• INSTRUCTIONS FOR THE TASK: Each line of the data below that includes the string "screenshot" must be copied.
------ INFORMATION PROVIDED ------
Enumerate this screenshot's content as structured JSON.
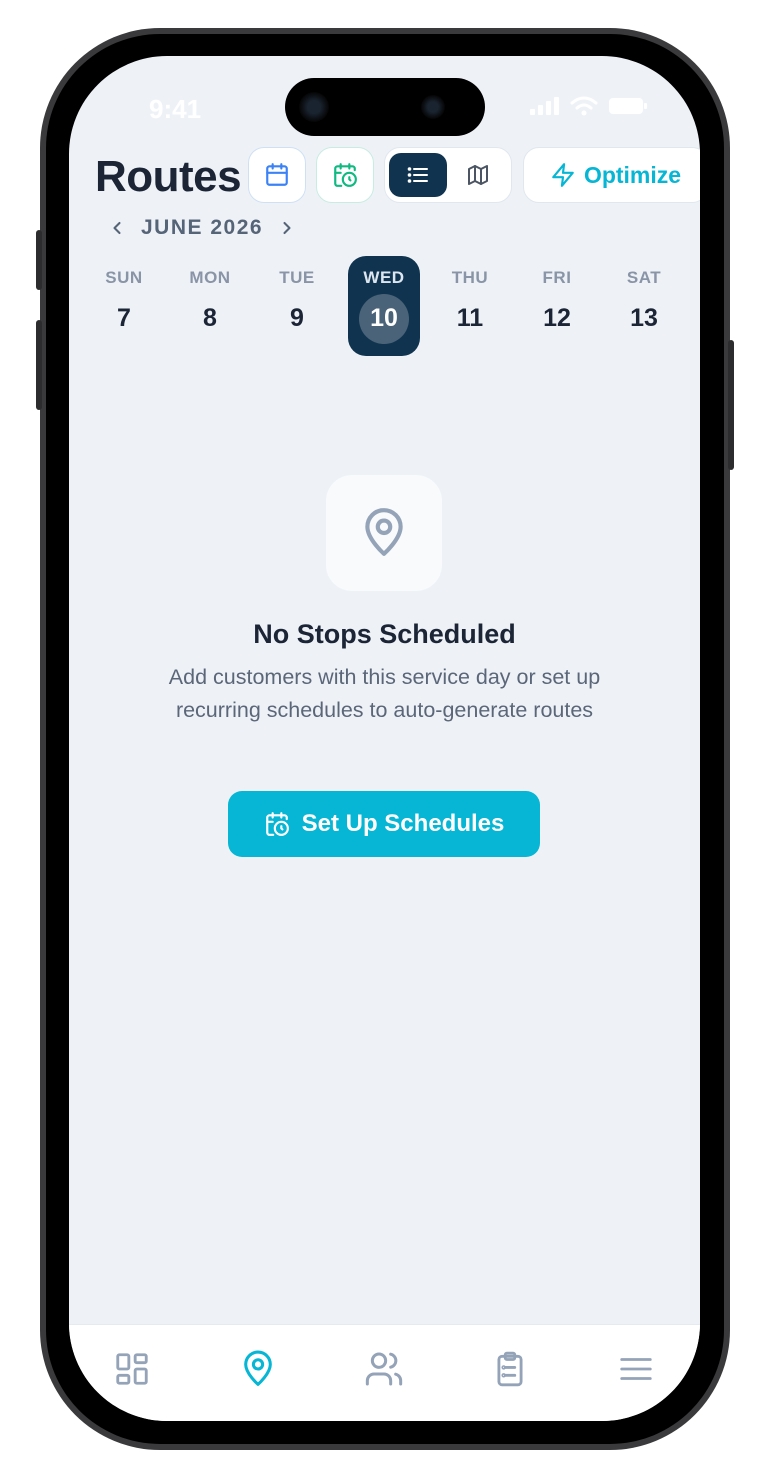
{
  "status_bar": {
    "time": "9:41"
  },
  "header": {
    "title": "Routes",
    "optimize_label": "Optimize"
  },
  "calendar": {
    "month_label": "JUNE 2026",
    "days": [
      {
        "name": "SUN",
        "date": "7"
      },
      {
        "name": "MON",
        "date": "8"
      },
      {
        "name": "TUE",
        "date": "9"
      },
      {
        "name": "WED",
        "date": "10"
      },
      {
        "name": "THU",
        "date": "11"
      },
      {
        "name": "FRI",
        "date": "12"
      },
      {
        "name": "SAT",
        "date": "13"
      }
    ],
    "selected_day": "WED"
  },
  "empty_state": {
    "icon": "map-pin-icon",
    "title": "No Stops Scheduled",
    "description": "Add customers with this service day or set up recurring schedules to auto-generate routes",
    "cta_label": "Set Up Schedules"
  },
  "tab_bar": {
    "items": [
      {
        "icon": "dashboard-grid-icon"
      },
      {
        "icon": "map-pin-icon",
        "active": true
      },
      {
        "icon": "users-icon"
      },
      {
        "icon": "clipboard-list-icon"
      },
      {
        "icon": "menu-icon"
      }
    ]
  },
  "colors": {
    "accent": "#06b6d4",
    "navy": "#10344f",
    "background": "#eef2f7",
    "text_primary": "#1b2536",
    "text_muted": "#8995a7"
  }
}
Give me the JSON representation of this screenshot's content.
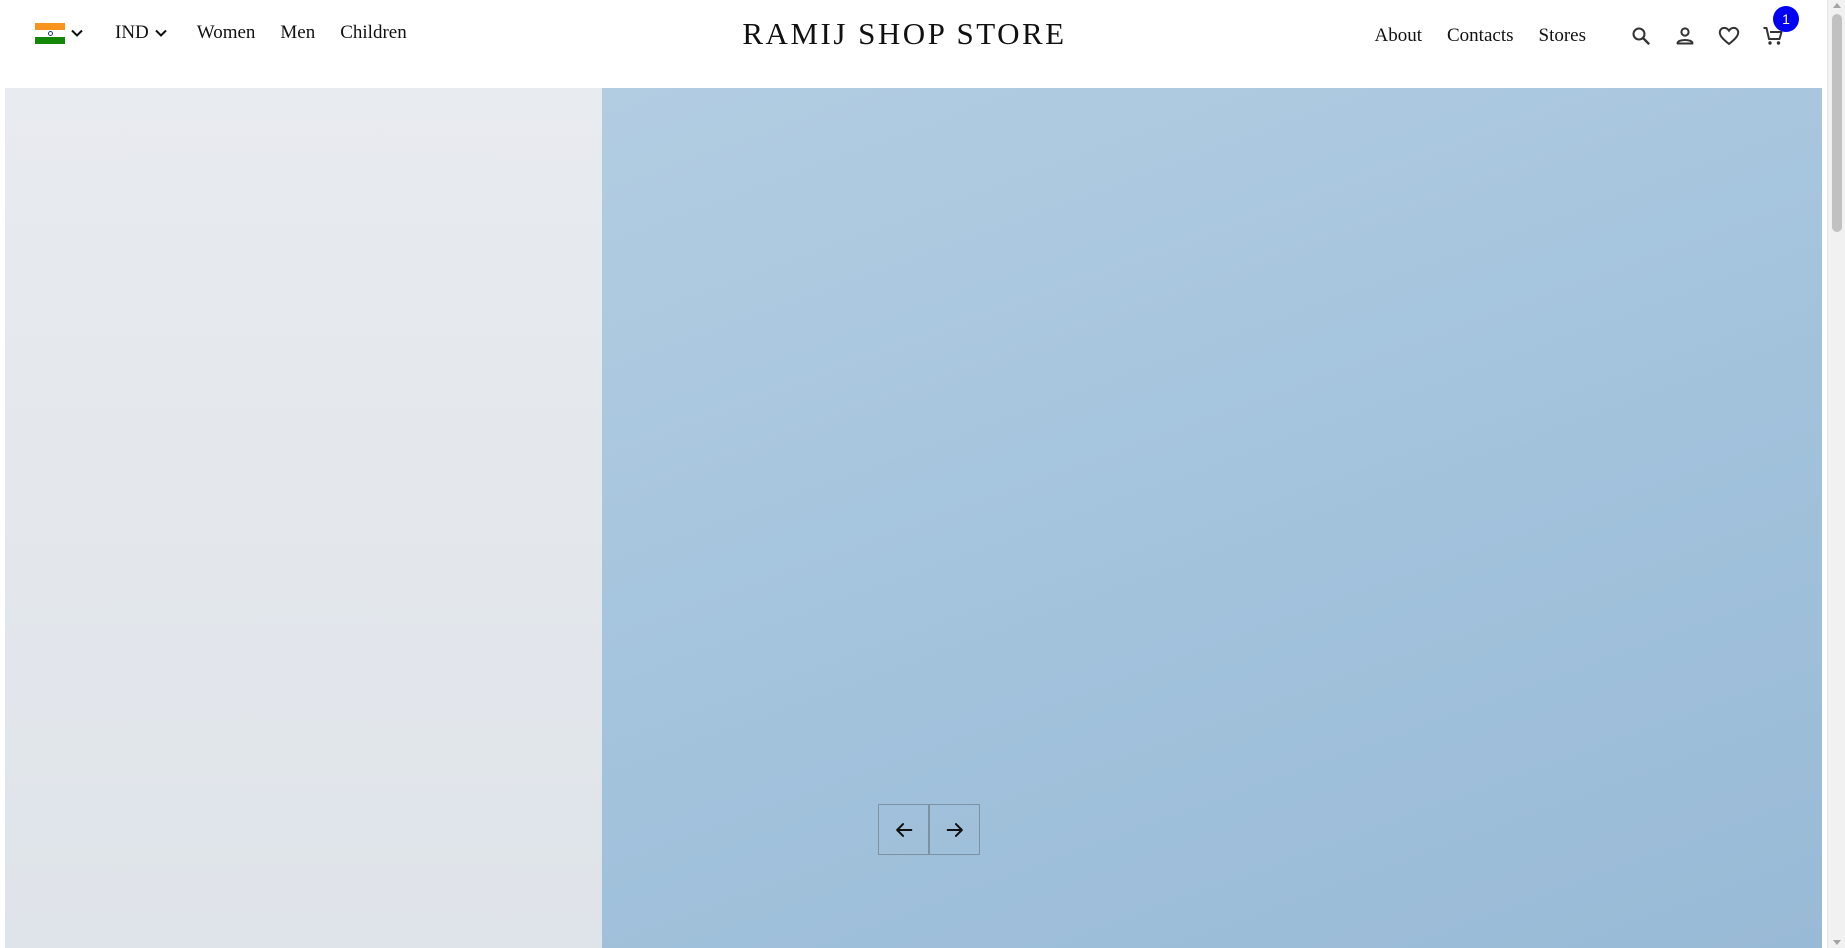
{
  "header": {
    "country_flag_icon": "india-flag-icon",
    "currency": "IND",
    "left_links": [
      "Women",
      "Men",
      "Children"
    ],
    "brand": "RAMIJ SHOP STORE",
    "right_links": [
      "About",
      "Contacts",
      "Stores"
    ],
    "icons": [
      "search-icon",
      "user-icon",
      "heart-icon",
      "cart-icon"
    ],
    "cart_count": "1",
    "cart_badge_color": "#0000f5"
  },
  "hero": {
    "image_subject": "hero-photo",
    "prev_icon": "arrow-left-icon",
    "next_icon": "arrow-right-icon",
    "colors": {
      "left_wall": "#e3e7ec",
      "right_wall": "#a3c3dc"
    }
  }
}
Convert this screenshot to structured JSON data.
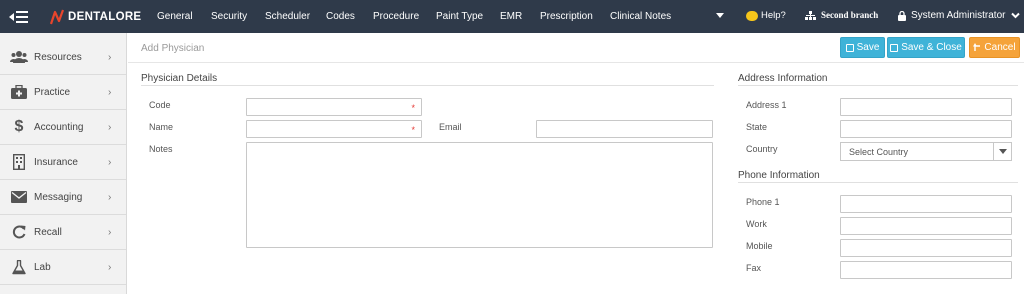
{
  "brand": {
    "name": "DENTALORE",
    "accent": "#e8452c"
  },
  "nav": {
    "items": [
      "General",
      "Security",
      "Scheduler",
      "Codes",
      "Procedure",
      "Paint Type",
      "EMR",
      "Prescription",
      "Clinical Notes"
    ],
    "help": "Help?",
    "branch": "Second branch",
    "user": "System Administrator"
  },
  "sidebar": {
    "items": [
      {
        "label": "Resources",
        "icon": "users-icon"
      },
      {
        "label": "Practice",
        "icon": "medkit-icon"
      },
      {
        "label": "Accounting",
        "icon": "dollar-icon"
      },
      {
        "label": "Insurance",
        "icon": "building-icon"
      },
      {
        "label": "Messaging",
        "icon": "envelope-icon"
      },
      {
        "label": "Recall",
        "icon": "refresh-icon"
      },
      {
        "label": "Lab",
        "icon": "flask-icon"
      }
    ]
  },
  "page": {
    "title": "Add Physician",
    "save_label": "Save",
    "save_close_label": "Save & Close",
    "cancel_label": "Cancel"
  },
  "physician": {
    "section": "Physician Details",
    "code_label": "Code",
    "name_label": "Name",
    "email_label": "Email",
    "notes_label": "Notes",
    "required_mark": "*"
  },
  "address": {
    "section": "Address Information",
    "address1_label": "Address 1",
    "state_label": "State",
    "country_label": "Country",
    "country_value": "Select Country"
  },
  "phone": {
    "section": "Phone Information",
    "phone1_label": "Phone 1",
    "work_label": "Work",
    "mobile_label": "Mobile",
    "fax_label": "Fax"
  },
  "colors": {
    "topbar": "#2f3a4a",
    "primary": "#3fb3d8",
    "warning": "#f5a33a",
    "required": "#e53935"
  }
}
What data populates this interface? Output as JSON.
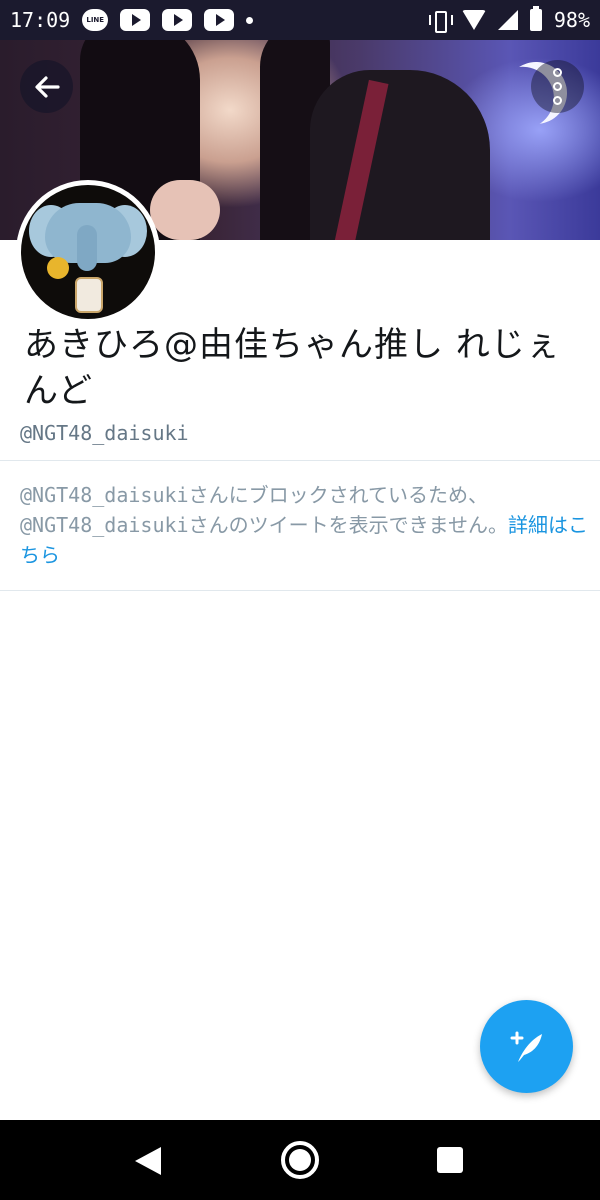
{
  "status_bar": {
    "time": "17:09",
    "battery": "98%",
    "notification_icons": [
      "line-icon",
      "youtube-icon",
      "youtube-icon",
      "youtube-icon",
      "dot-icon"
    ],
    "system_icons": [
      "vibrate-icon",
      "wifi-icon",
      "signal-icon",
      "battery-icon"
    ],
    "line_label": "LINE"
  },
  "header": {
    "back_icon": "arrow-left-icon",
    "more_icon": "more-vertical-icon"
  },
  "profile": {
    "display_name": "あきひろ@由佳ちゃん推し れじぇんど",
    "handle": "@NGT48_daisuki"
  },
  "blocked_notice": {
    "text": "@NGT48_daisukiさんにブロックされているため、@NGT48_daisukiさんのツイートを表示できません。",
    "link": "詳細はこちら"
  },
  "compose": {
    "icon": "compose-tweet-icon"
  },
  "navigation": {
    "icons": [
      "back-triangle-icon",
      "home-circle-icon",
      "recents-square-icon"
    ]
  },
  "colors": {
    "accent": "#1da1f2",
    "link": "#1b95e0",
    "secondary_text": "#657786",
    "status_bar": "#1b1a2e"
  }
}
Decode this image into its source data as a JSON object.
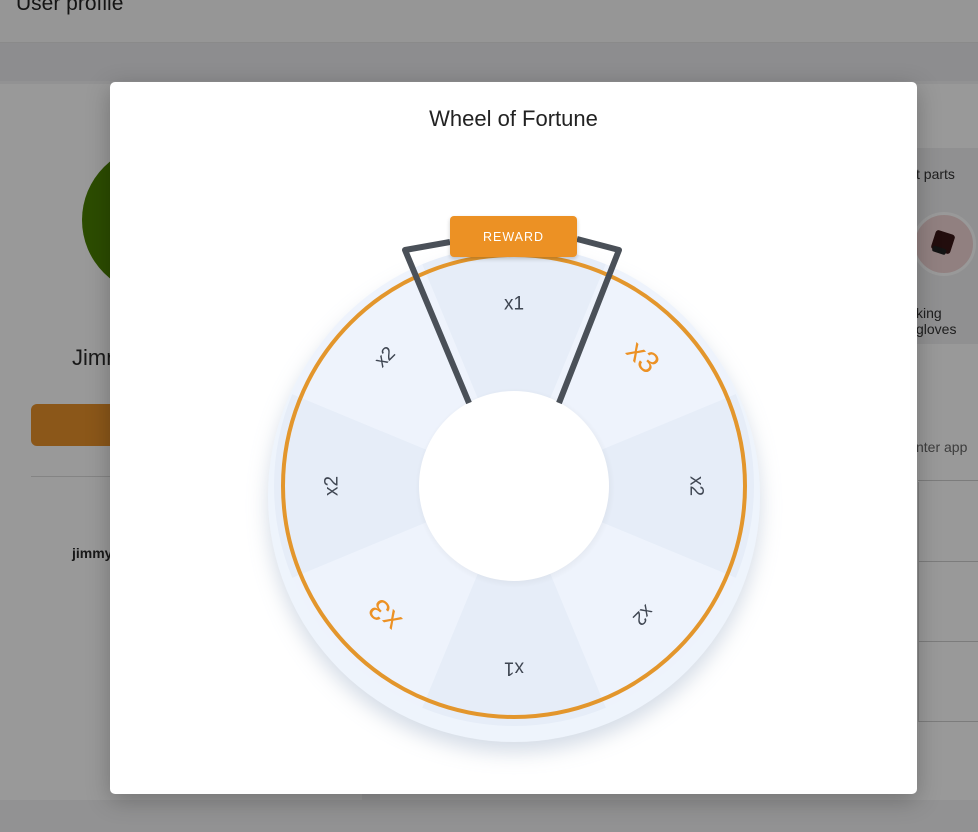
{
  "background": {
    "page_title": "User profile",
    "profile_name": "Jimm",
    "username": "jimmy",
    "parts_label": "t parts",
    "item_label": "king gloves",
    "enter_label": "nter app"
  },
  "modal": {
    "title": "Wheel of Fortune",
    "reward_button": "REWARD"
  },
  "wheel": {
    "segments": [
      {
        "label": "x1"
      },
      {
        "label": "x3"
      },
      {
        "label": "x2"
      },
      {
        "label": "x2"
      },
      {
        "label": "x1"
      },
      {
        "label": "x3"
      },
      {
        "label": "x2"
      },
      {
        "label": "x2"
      }
    ],
    "highlight_color": "#ec9124",
    "text_color": "#3f4652",
    "rim_color": "#e3962c",
    "pointer_color": "#4a5058"
  }
}
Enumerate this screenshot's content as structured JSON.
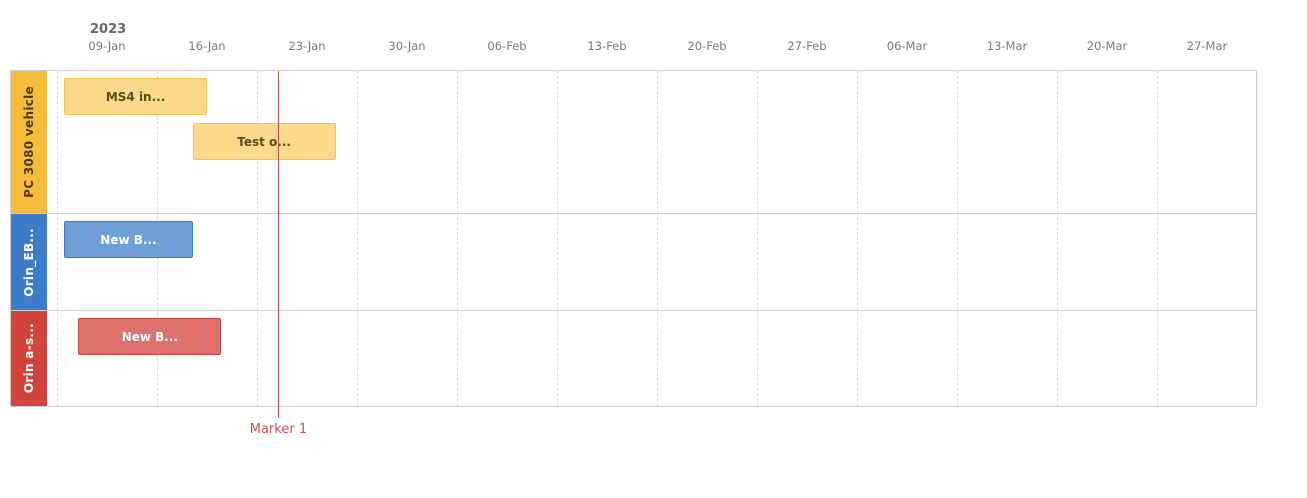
{
  "chart_data": {
    "type": "gantt",
    "year": "2023",
    "x_ticks": [
      "09-Jan",
      "16-Jan",
      "23-Jan",
      "30-Jan",
      "06-Feb",
      "13-Feb",
      "20-Feb",
      "27-Feb",
      "06-Mar",
      "13-Mar",
      "20-Mar",
      "27-Mar"
    ],
    "lanes": [
      {
        "label": "PC 3080 vehicle",
        "color": "#f6bd3a",
        "task_fill": "#fad98a",
        "task_border": "#f3c355",
        "task_text": "#5a4a1f",
        "tasks": [
          {
            "label": "MS4 in...",
            "start": "2023-01-06",
            "end": "2023-01-16",
            "track": 0
          },
          {
            "label": "Test o...",
            "start": "2023-01-15",
            "end": "2023-01-25",
            "track": 1
          }
        ]
      },
      {
        "label": "Orin_EB...",
        "color": "#3d7cc9",
        "task_fill": "#6ea0d8",
        "task_border": "#3d7cc9",
        "task_text": "#ffffff",
        "tasks": [
          {
            "label": "New B...",
            "start": "2023-01-06",
            "end": "2023-01-15",
            "track": 0
          }
        ]
      },
      {
        "label": "Orin a-s...",
        "color": "#d1433b",
        "task_fill": "#dd716c",
        "task_border": "#c8413a",
        "task_text": "#ffffff",
        "tasks": [
          {
            "label": "New B...",
            "start": "2023-01-07",
            "end": "2023-01-17",
            "track": 0
          }
        ]
      }
    ],
    "markers": [
      {
        "label": "Marker 1",
        "date": "2023-01-21",
        "color": "#d35450"
      }
    ]
  }
}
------
• SOLUTION FOR THIS PROBLEM:
Enumerate this screenshot's content as structured JSON.
Give me the JSON representation of this screenshot's content.
Convert this screenshot to structured JSON data.
Enumerate this screenshot's content as structured JSON.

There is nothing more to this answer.